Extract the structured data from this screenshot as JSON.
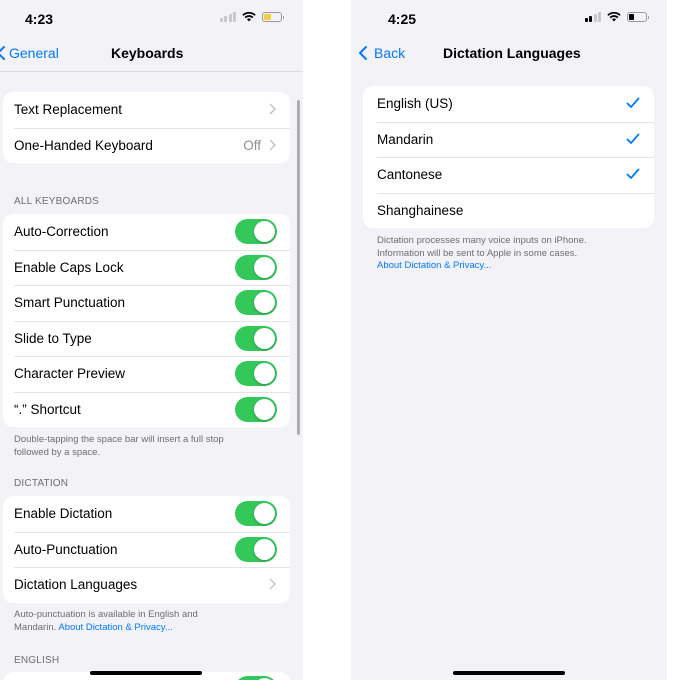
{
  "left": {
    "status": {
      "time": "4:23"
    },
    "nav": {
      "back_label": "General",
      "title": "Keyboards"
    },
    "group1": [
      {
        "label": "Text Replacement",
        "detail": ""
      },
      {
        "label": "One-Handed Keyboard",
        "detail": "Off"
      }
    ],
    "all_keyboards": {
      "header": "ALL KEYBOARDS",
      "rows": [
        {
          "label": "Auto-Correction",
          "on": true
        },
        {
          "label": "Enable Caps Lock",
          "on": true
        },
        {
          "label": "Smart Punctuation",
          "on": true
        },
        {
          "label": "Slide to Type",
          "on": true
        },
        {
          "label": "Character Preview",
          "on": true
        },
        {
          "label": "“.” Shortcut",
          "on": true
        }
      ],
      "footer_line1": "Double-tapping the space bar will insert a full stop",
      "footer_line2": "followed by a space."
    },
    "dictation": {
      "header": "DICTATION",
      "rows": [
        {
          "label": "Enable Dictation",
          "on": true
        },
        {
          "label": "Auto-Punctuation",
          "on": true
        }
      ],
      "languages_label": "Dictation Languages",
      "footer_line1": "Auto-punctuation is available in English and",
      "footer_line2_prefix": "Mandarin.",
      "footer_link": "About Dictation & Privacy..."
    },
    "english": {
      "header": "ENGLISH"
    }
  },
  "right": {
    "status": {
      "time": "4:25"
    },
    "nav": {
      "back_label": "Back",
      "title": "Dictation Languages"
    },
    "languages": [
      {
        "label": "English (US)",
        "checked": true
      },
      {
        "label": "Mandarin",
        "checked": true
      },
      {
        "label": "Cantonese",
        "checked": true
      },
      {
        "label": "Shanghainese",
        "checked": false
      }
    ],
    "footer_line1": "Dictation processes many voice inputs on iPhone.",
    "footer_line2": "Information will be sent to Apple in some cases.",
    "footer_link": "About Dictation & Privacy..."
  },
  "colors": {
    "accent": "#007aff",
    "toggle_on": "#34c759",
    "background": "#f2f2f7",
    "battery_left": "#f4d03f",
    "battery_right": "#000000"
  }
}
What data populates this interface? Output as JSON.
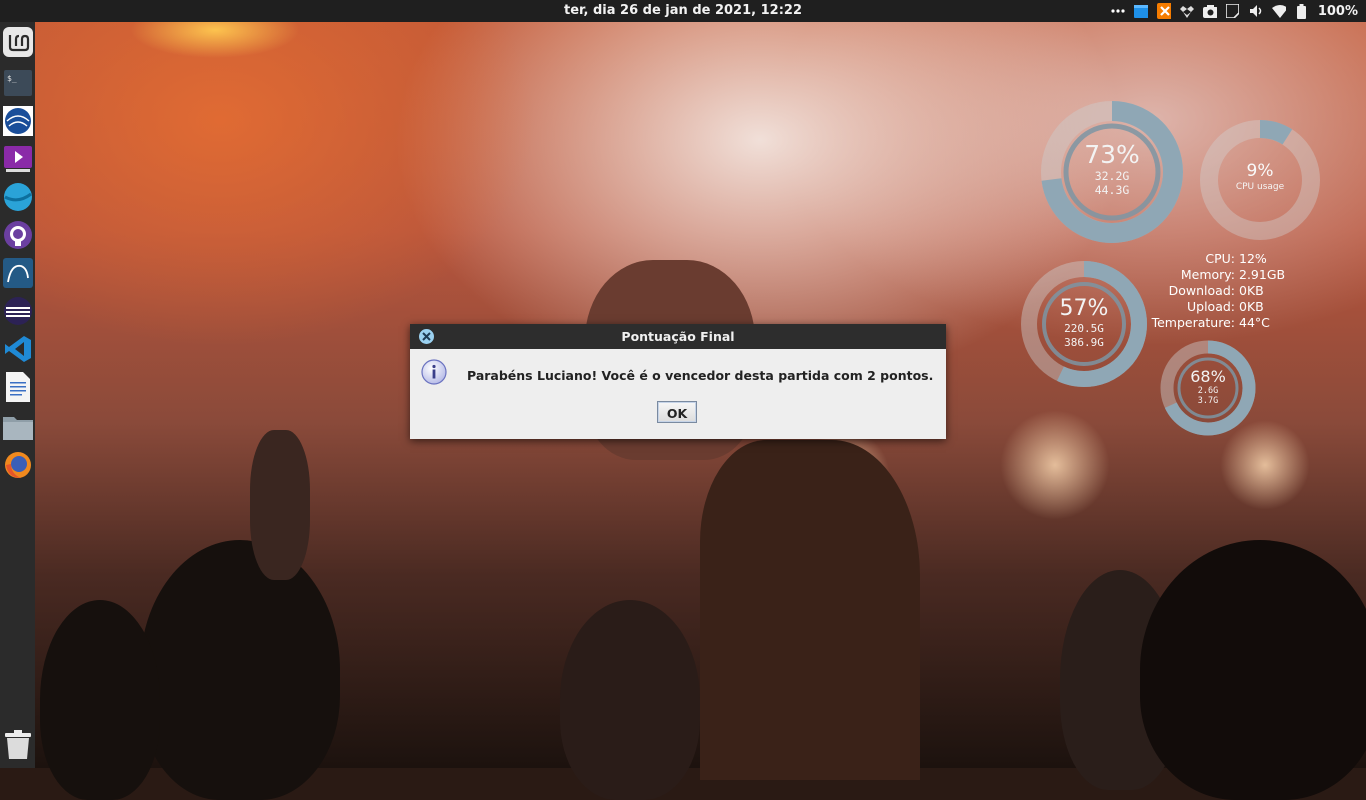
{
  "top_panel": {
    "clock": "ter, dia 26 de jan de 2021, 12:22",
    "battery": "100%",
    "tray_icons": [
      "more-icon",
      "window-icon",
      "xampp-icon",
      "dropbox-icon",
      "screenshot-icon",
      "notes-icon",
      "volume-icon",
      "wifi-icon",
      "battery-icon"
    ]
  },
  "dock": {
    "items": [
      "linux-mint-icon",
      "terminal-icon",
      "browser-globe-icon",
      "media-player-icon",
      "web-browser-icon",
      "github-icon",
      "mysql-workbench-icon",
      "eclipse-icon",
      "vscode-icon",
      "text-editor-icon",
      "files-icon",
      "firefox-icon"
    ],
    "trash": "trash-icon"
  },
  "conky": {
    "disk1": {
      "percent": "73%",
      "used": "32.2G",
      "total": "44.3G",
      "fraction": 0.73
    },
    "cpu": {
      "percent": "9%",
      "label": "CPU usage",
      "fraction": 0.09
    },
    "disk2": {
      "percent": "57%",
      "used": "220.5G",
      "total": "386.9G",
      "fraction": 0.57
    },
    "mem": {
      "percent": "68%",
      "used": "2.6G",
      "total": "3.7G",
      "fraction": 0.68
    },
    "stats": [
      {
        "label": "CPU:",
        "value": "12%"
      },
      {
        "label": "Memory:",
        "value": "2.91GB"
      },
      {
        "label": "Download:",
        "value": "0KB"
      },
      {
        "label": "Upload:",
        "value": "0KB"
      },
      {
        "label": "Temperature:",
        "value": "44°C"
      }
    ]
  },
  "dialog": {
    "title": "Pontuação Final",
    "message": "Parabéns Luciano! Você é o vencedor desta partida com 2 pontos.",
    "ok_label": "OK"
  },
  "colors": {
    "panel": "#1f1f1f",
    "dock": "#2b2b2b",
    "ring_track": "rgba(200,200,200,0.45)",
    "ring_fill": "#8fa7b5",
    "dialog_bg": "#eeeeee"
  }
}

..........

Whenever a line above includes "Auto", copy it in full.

          "label": "Auto-Correction",
          "label": "Auto-Punctuation",
      "footer_line1": "Auto-punctuation is available in English and",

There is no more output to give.